The more you can accomplish early on makes a big difference because priorities change over time. I’ll give you an example. In the United States, we’re converting a legacy Worldpay business to the heritage Vantiv business. That means we have to convert all of their clients onto the heritage Vantiv platform and shut the heritage Worldpay platform down. That’s not so easy to do, because in payments the platform has a direct impact on customer experience. In my view, moving faster to get that done lets you put it behind you and moves the business forward.
McKinsey: Let’s talk about the cultures in the two companies. How were they different?
Bringing two different cultures together
Mark Heimbouch: What happens at the outset is you go through things like culture surveys and engagement surveys, and everybody takes a step back and says, “Wow, look how similar they are.” That’s great from a values perspective but, frankly, I’ve never seen two companies that have the same culture. Companies work differently, people engage differently. Don’t underestimate the size of that challenge.
In our case, the communication styles were pretty different. When we were going through the transaction, I was working with another individual on the team to plan the integration. These were early days, and I thought, “Boy, I try to be a pretty direct and clear communicator, but this was not working.” We would have conversations and I thought we were aligned, but then the second time around I’d be scratching my head that it wasn’t getting done.
Someone showed me a magazine article about the differences in American and British communication styles. It was about an American student going to university in the UK and how the student interpreted feedback. A professor told him, “Yes, I understand what you’re saying,” but what he really meant was that he disagreed. That subtle difference in how direct people should be with each other created a misunderstanding. For us, knowledge of these cultural differences led to a robust conversation about how we move forward.
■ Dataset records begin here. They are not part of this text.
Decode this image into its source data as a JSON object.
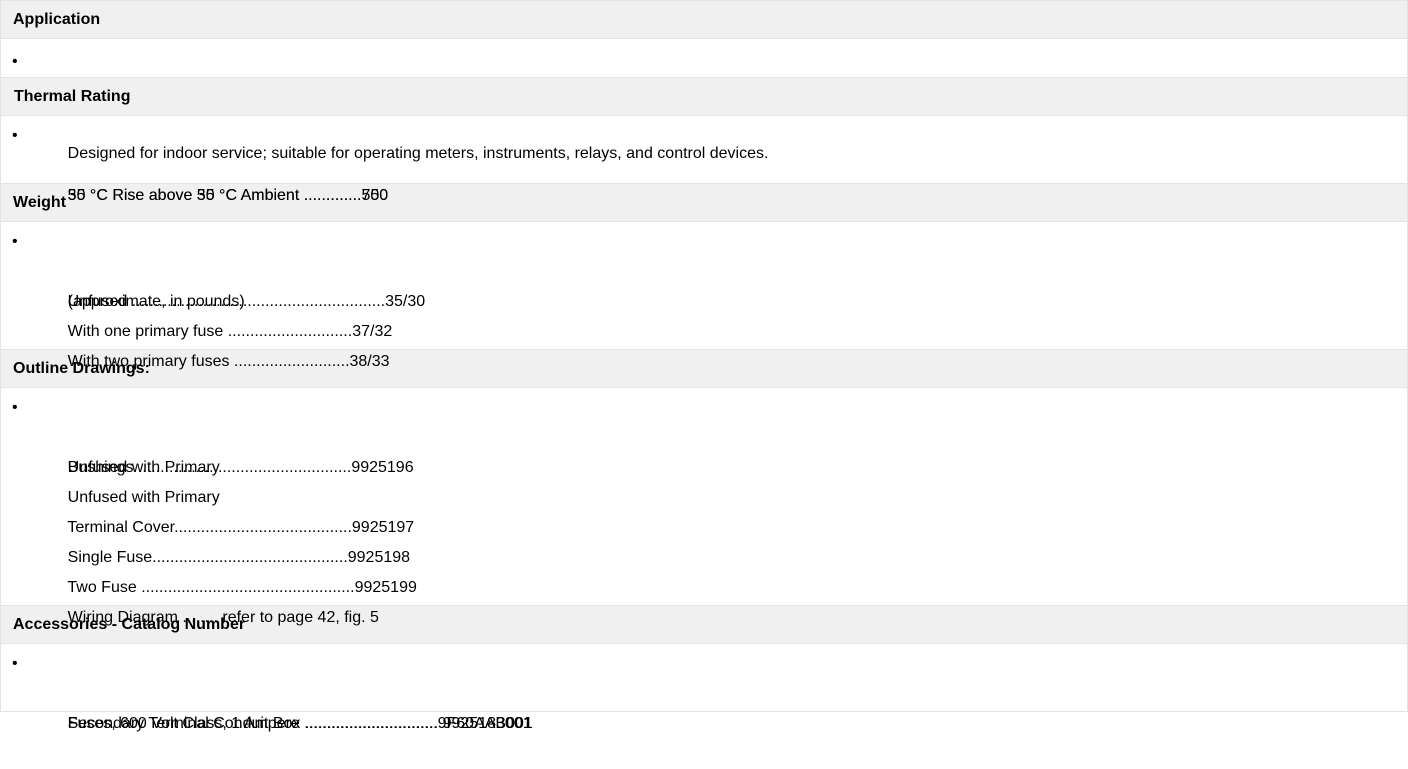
{
  "sections": {
    "application": {
      "header": "Application",
      "lines": [
        "Designed for indoor service; suitable for operating meters, instruments, relays, and control devices."
      ]
    },
    "thermal": {
      "header": "Thermal Rating",
      "lines": [
        "55 °C Rise above 30 °C Ambient .............750",
        "30 °C Rise above 55 °C Ambient .............500"
      ]
    },
    "weight": {
      "header": "Weight",
      "lines": [
        "(approximate, in pounds)",
        "Unfused .........................................................35/30",
        "With one primary fuse ............................37/32",
        "With two primary fuses ..........................38/33"
      ]
    },
    "outline": {
      "header": "Outline Drawings:",
      "lines": [
        "Unfused with Primary",
        "Bushings ................................................9925196",
        "Unfused with Primary",
        "Terminal Cover........................................9925197",
        "Single Fuse............................................9925198",
        "Two Fuse ................................................9925199",
        "Wiring Diagram ........ refer to page 42, fig. 5"
      ]
    },
    "accessories": {
      "header": "Accessories - Catalog Number",
      "lines": [
        "Fuses, 600 Volt Class, 1 Ampere ..............................9F60AAB001",
        "Secondary Terminal Conduit Box .............................. 9925183001"
      ]
    }
  },
  "bullet": "•"
}
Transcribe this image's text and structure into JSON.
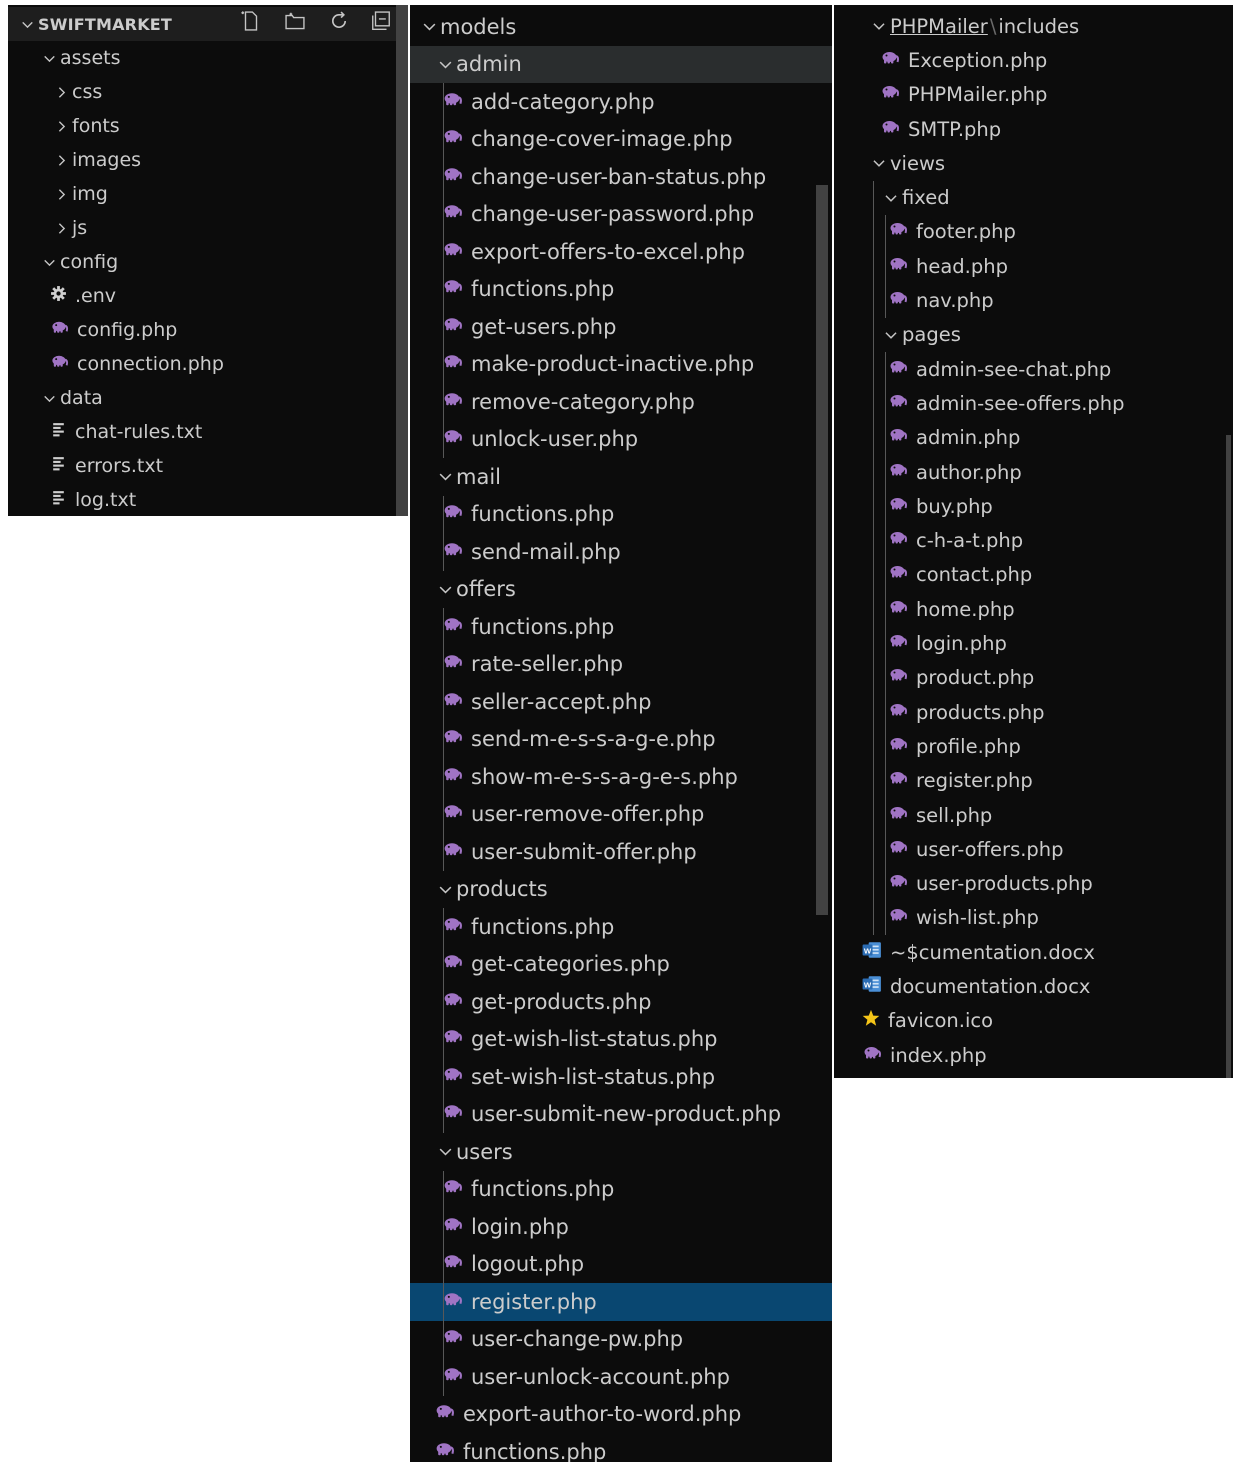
{
  "panels": [
    {
      "id": "p1",
      "rows": [
        {
          "label": "SWIFTMARKET",
          "kind": "header",
          "depth": 0,
          "expanded": true
        },
        {
          "label": "assets",
          "kind": "folder",
          "depth": 1,
          "expanded": true
        },
        {
          "label": "css",
          "kind": "folder",
          "depth": 2,
          "expanded": false
        },
        {
          "label": "fonts",
          "kind": "folder",
          "depth": 2,
          "expanded": false
        },
        {
          "label": "images",
          "kind": "folder",
          "depth": 2,
          "expanded": false
        },
        {
          "label": "img",
          "kind": "folder",
          "depth": 2,
          "expanded": false
        },
        {
          "label": "js",
          "kind": "folder",
          "depth": 2,
          "expanded": false
        },
        {
          "label": "config",
          "kind": "folder",
          "depth": 1,
          "expanded": true
        },
        {
          "label": ".env",
          "kind": "file",
          "icon": "gear-icon",
          "depth": 2
        },
        {
          "label": "config.php",
          "kind": "file",
          "icon": "php-icon",
          "depth": 2
        },
        {
          "label": "connection.php",
          "kind": "file",
          "icon": "php-icon",
          "depth": 2
        },
        {
          "label": "data",
          "kind": "folder",
          "depth": 1,
          "expanded": true
        },
        {
          "label": "chat-rules.txt",
          "kind": "file",
          "icon": "text-file-icon",
          "depth": 2
        },
        {
          "label": "errors.txt",
          "kind": "file",
          "icon": "text-file-icon",
          "depth": 2
        },
        {
          "label": "log.txt",
          "kind": "file",
          "icon": "text-file-icon",
          "depth": 2
        }
      ],
      "toolbar": [
        "new-file-icon",
        "new-folder-icon",
        "refresh-icon",
        "collapse-all-icon"
      ]
    },
    {
      "id": "p2",
      "rows": [
        {
          "label": "models",
          "kind": "folder",
          "depth": 0,
          "expanded": true
        },
        {
          "label": "admin",
          "kind": "folder",
          "depth": 1,
          "expanded": true,
          "state": "hovered"
        },
        {
          "label": "add-category.php",
          "kind": "file",
          "icon": "php-icon",
          "depth": 2
        },
        {
          "label": "change-cover-image.php",
          "kind": "file",
          "icon": "php-icon",
          "depth": 2
        },
        {
          "label": "change-user-ban-status.php",
          "kind": "file",
          "icon": "php-icon",
          "depth": 2
        },
        {
          "label": "change-user-password.php",
          "kind": "file",
          "icon": "php-icon",
          "depth": 2
        },
        {
          "label": "export-offers-to-excel.php",
          "kind": "file",
          "icon": "php-icon",
          "depth": 2
        },
        {
          "label": "functions.php",
          "kind": "file",
          "icon": "php-icon",
          "depth": 2
        },
        {
          "label": "get-users.php",
          "kind": "file",
          "icon": "php-icon",
          "depth": 2
        },
        {
          "label": "make-product-inactive.php",
          "kind": "file",
          "icon": "php-icon",
          "depth": 2
        },
        {
          "label": "remove-category.php",
          "kind": "file",
          "icon": "php-icon",
          "depth": 2
        },
        {
          "label": "unlock-user.php",
          "kind": "file",
          "icon": "php-icon",
          "depth": 2
        },
        {
          "label": "mail",
          "kind": "folder",
          "depth": 1,
          "expanded": true
        },
        {
          "label": "functions.php",
          "kind": "file",
          "icon": "php-icon",
          "depth": 2
        },
        {
          "label": "send-mail.php",
          "kind": "file",
          "icon": "php-icon",
          "depth": 2
        },
        {
          "label": "offers",
          "kind": "folder",
          "depth": 1,
          "expanded": true
        },
        {
          "label": "functions.php",
          "kind": "file",
          "icon": "php-icon",
          "depth": 2
        },
        {
          "label": "rate-seller.php",
          "kind": "file",
          "icon": "php-icon",
          "depth": 2
        },
        {
          "label": "seller-accept.php",
          "kind": "file",
          "icon": "php-icon",
          "depth": 2
        },
        {
          "label": "send-m-e-s-s-a-g-e.php",
          "kind": "file",
          "icon": "php-icon",
          "depth": 2
        },
        {
          "label": "show-m-e-s-s-a-g-e-s.php",
          "kind": "file",
          "icon": "php-icon",
          "depth": 2
        },
        {
          "label": "user-remove-offer.php",
          "kind": "file",
          "icon": "php-icon",
          "depth": 2
        },
        {
          "label": "user-submit-offer.php",
          "kind": "file",
          "icon": "php-icon",
          "depth": 2
        },
        {
          "label": "products",
          "kind": "folder",
          "depth": 1,
          "expanded": true
        },
        {
          "label": "functions.php",
          "kind": "file",
          "icon": "php-icon",
          "depth": 2
        },
        {
          "label": "get-categories.php",
          "kind": "file",
          "icon": "php-icon",
          "depth": 2
        },
        {
          "label": "get-products.php",
          "kind": "file",
          "icon": "php-icon",
          "depth": 2
        },
        {
          "label": "get-wish-list-status.php",
          "kind": "file",
          "icon": "php-icon",
          "depth": 2
        },
        {
          "label": "set-wish-list-status.php",
          "kind": "file",
          "icon": "php-icon",
          "depth": 2
        },
        {
          "label": "user-submit-new-product.php",
          "kind": "file",
          "icon": "php-icon",
          "depth": 2
        },
        {
          "label": "users",
          "kind": "folder",
          "depth": 1,
          "expanded": true
        },
        {
          "label": "functions.php",
          "kind": "file",
          "icon": "php-icon",
          "depth": 2
        },
        {
          "label": "login.php",
          "kind": "file",
          "icon": "php-icon",
          "depth": 2
        },
        {
          "label": "logout.php",
          "kind": "file",
          "icon": "php-icon",
          "depth": 2
        },
        {
          "label": "register.php",
          "kind": "file",
          "icon": "php-icon",
          "depth": 2,
          "state": "selected"
        },
        {
          "label": "user-change-pw.php",
          "kind": "file",
          "icon": "php-icon",
          "depth": 2
        },
        {
          "label": "user-unlock-account.php",
          "kind": "file",
          "icon": "php-icon",
          "depth": 2
        },
        {
          "label": "export-author-to-word.php",
          "kind": "file",
          "icon": "php-icon",
          "depth": 1
        },
        {
          "label": "functions.php",
          "kind": "file",
          "icon": "php-icon",
          "depth": 1
        }
      ]
    },
    {
      "id": "p3",
      "rows": [
        {
          "label": "PHPMailer",
          "label2": "includes",
          "kind": "folder",
          "depth": 1,
          "expanded": true,
          "state": "header"
        },
        {
          "label": "Exception.php",
          "kind": "file",
          "icon": "php-icon",
          "depth": 2
        },
        {
          "label": "PHPMailer.php",
          "kind": "file",
          "icon": "php-icon",
          "depth": 2
        },
        {
          "label": "SMTP.php",
          "kind": "file",
          "icon": "php-icon",
          "depth": 2
        },
        {
          "label": "views",
          "kind": "folder",
          "depth": 1,
          "expanded": true
        },
        {
          "label": "fixed",
          "kind": "folder",
          "depth": 2,
          "expanded": true
        },
        {
          "label": "footer.php",
          "kind": "file",
          "icon": "php-icon",
          "depth": 3
        },
        {
          "label": "head.php",
          "kind": "file",
          "icon": "php-icon",
          "depth": 3
        },
        {
          "label": "nav.php",
          "kind": "file",
          "icon": "php-icon",
          "depth": 3
        },
        {
          "label": "pages",
          "kind": "folder",
          "depth": 2,
          "expanded": true
        },
        {
          "label": "admin-see-chat.php",
          "kind": "file",
          "icon": "php-icon",
          "depth": 3
        },
        {
          "label": "admin-see-offers.php",
          "kind": "file",
          "icon": "php-icon",
          "depth": 3
        },
        {
          "label": "admin.php",
          "kind": "file",
          "icon": "php-icon",
          "depth": 3
        },
        {
          "label": "author.php",
          "kind": "file",
          "icon": "php-icon",
          "depth": 3
        },
        {
          "label": "buy.php",
          "kind": "file",
          "icon": "php-icon",
          "depth": 3
        },
        {
          "label": "c-h-a-t.php",
          "kind": "file",
          "icon": "php-icon",
          "depth": 3
        },
        {
          "label": "contact.php",
          "kind": "file",
          "icon": "php-icon",
          "depth": 3
        },
        {
          "label": "home.php",
          "kind": "file",
          "icon": "php-icon",
          "depth": 3
        },
        {
          "label": "login.php",
          "kind": "file",
          "icon": "php-icon",
          "depth": 3
        },
        {
          "label": "product.php",
          "kind": "file",
          "icon": "php-icon",
          "depth": 3
        },
        {
          "label": "products.php",
          "kind": "file",
          "icon": "php-icon",
          "depth": 3
        },
        {
          "label": "profile.php",
          "kind": "file",
          "icon": "php-icon",
          "depth": 3
        },
        {
          "label": "register.php",
          "kind": "file",
          "icon": "php-icon",
          "depth": 3
        },
        {
          "label": "sell.php",
          "kind": "file",
          "icon": "php-icon",
          "depth": 3
        },
        {
          "label": "user-offers.php",
          "kind": "file",
          "icon": "php-icon",
          "depth": 3
        },
        {
          "label": "user-products.php",
          "kind": "file",
          "icon": "php-icon",
          "depth": 3
        },
        {
          "label": "wish-list.php",
          "kind": "file",
          "icon": "php-icon",
          "depth": 3
        },
        {
          "label": "~$cumentation.docx",
          "kind": "file",
          "icon": "word-icon",
          "depth": 0
        },
        {
          "label": "documentation.docx",
          "kind": "file",
          "icon": "word-icon",
          "depth": 0
        },
        {
          "label": "favicon.ico",
          "kind": "file",
          "icon": "star-icon",
          "depth": 0
        },
        {
          "label": "index.php",
          "kind": "file",
          "icon": "php-icon",
          "depth": 0
        }
      ]
    }
  ],
  "colors": {
    "background": "#0c0c0c",
    "text": "#cccccc",
    "php_icon": "#a074c4",
    "selected_row": "#094771",
    "hovered_row": "#2a2d2e",
    "word_icon": "#4a8fd6",
    "star_icon": "#f5c518"
  }
}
Clearly, there were two styles of communication—neither was bad, they were just different.
Over the last several months, the question has been, “How do we start to align around ways of working? How do we make sure capital is allocated and prioritized, and how do we deliver?” The really tough part is in the ways of working. You come through that courting period in terms of, “Yes, we like the same things and we think about things similarly” and then move to “How do we actually work and deliver on them?” These can be quite a bit different, and that probably doesn’t end after a year. For example, we had meaningful differences in the way we made decisions, the way we interacted in meetings, and even our financial-management approaches. We needed to align and commit as leaders to be role models and support people through the change.
It’s a journey in terms of people getting to know each other, working together, and having some success together, because that success builds credibility. Then, I think, you get a good team.
McKinsey: What advice do you have for other leaders embarking on an integration?
Mark Heimbouch: It takes grit. You have to push ahead in a thoughtful and intelligent way. But you also need grit to make some tough decisions, so you don’t stall and lose control.
Getting to decisions quickly is critical. It’s important to have leadership in place and have the organization in place as quickly as possible, so people don’t come to work the first day and try to figure out what they do or who they report to. We started top down and said, “These are the areas of opportunity,” and then we drove the teams to move forward and execute on them. If you don’t do that, the risk is you’re going to be here talking about it a year later, and people will still be looking for how to achieve the objective.